Royal Mail workers have overwhelmingly voted to undertake industrial action that could affect Christmas deliveries for thousands who only send parcels in the holiday period.
As the holiday retail rush fast approaches, the Communication Workers Union (CWU) which represents 110,000 postal staff have voted by a nearly 90 per cent majority to strike.
This comes as e-commerce is likely to nudge ahead of in-store shopping for the first time.
Postal executives are set to meet later this week to discuss potential dates for strike action which could take place anytime over the next six months.
The unrest was sparked over workers‘ pensions after Royal Mail announced the closure of its defined benefit scheme earlier this year.

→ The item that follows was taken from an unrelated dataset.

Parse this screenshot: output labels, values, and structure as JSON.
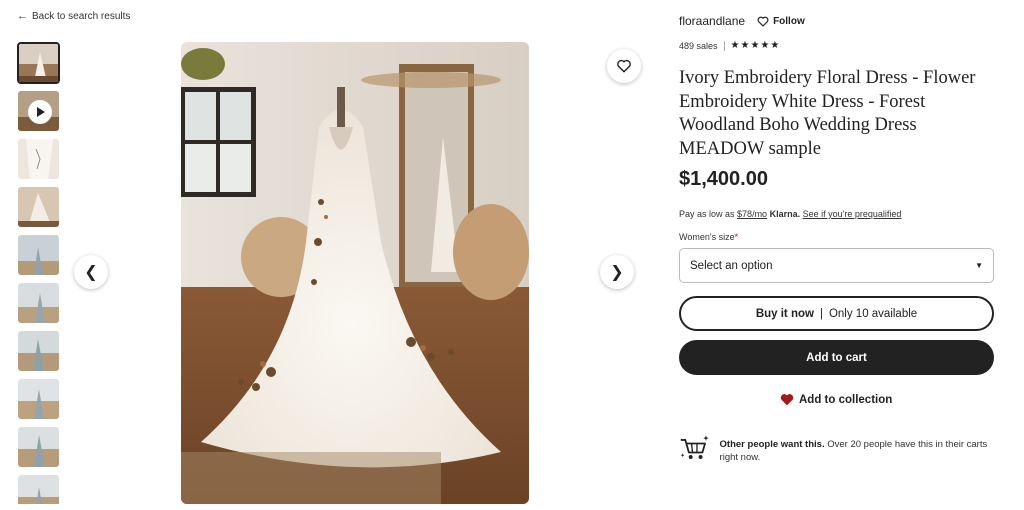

The CWU said it was driven to action because of “the company’s attack on the pension rights of hard-working postmen and women and the refusal of the employer to engage seriously over pay, working hours, future job security and the need to improve and grow the service to the public”.
Royal Mail have taken a stern response to the proposed action stating it makes it “harder to pay for the great terms and conditions we provide for our employees”.
“In 2013, Royal Mail and the CWU committed to the Agenda for Growth (AFG) – a legally binding agreement,” it added.
“Royal Mail has brought to the CWU‘s attention the contractual dispute resolution procedures included in the AFG, which both sides are required to follow once instigated.
“They escalate to independent external mediation, which we expect will take close to Christmas to be completed, and may be longer. We believe these dispute resolution procedures must be followed. The union cannot take industrial action until they have been completed.”
ParcelHero‘s head of consumer research David Jinks added that “for some families the timing of any strike or work to rule could mean that Christmas is cancelled by this action”.
“If industrial action goes into the seasonal period it will have a huge impact. Even if the strikes are limited; it will have significant consequences across the industry as other delivery companies try to absorb the extra volumes at this hugely busy period.”